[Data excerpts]
*** Block opens ***
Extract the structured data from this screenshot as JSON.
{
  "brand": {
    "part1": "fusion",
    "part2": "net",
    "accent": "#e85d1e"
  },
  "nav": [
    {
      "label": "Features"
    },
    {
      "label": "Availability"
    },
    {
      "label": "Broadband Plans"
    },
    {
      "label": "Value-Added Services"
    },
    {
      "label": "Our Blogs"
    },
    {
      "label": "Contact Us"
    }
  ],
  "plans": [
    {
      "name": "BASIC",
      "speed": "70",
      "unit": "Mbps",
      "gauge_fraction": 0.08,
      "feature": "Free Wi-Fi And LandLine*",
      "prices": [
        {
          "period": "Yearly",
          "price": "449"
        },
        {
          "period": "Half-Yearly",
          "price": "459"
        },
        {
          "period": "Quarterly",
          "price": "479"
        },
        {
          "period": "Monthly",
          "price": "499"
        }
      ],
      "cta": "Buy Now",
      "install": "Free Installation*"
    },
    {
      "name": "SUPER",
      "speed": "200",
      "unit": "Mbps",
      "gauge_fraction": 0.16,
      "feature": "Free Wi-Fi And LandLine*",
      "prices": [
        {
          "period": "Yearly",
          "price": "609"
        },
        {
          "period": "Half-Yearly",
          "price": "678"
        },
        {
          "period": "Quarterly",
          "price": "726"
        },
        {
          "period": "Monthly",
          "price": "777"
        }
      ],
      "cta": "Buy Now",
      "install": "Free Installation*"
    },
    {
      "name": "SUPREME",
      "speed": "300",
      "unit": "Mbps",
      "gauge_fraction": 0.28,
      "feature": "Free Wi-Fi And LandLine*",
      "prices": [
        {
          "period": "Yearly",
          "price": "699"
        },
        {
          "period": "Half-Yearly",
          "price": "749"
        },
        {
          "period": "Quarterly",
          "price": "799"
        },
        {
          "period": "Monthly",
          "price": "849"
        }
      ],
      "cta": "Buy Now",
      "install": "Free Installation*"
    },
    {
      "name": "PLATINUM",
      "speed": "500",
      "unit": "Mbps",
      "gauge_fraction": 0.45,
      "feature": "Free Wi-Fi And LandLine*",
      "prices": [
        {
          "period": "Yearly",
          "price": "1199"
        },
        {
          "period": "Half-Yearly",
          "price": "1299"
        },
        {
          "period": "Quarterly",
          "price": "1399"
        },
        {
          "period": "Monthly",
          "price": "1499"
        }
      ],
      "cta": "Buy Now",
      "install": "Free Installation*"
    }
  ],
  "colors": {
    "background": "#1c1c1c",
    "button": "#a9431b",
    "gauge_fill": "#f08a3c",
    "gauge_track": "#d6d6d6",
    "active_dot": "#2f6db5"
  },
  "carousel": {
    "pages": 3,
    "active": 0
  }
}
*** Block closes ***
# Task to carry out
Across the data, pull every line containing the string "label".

# Your solution
      "label": "Features"
      "label": "Availability"
      "label": "Broadband Plans"
      "label": "Value-Added Services"
      "label": "Our Blogs"
      "label": "Contact Us"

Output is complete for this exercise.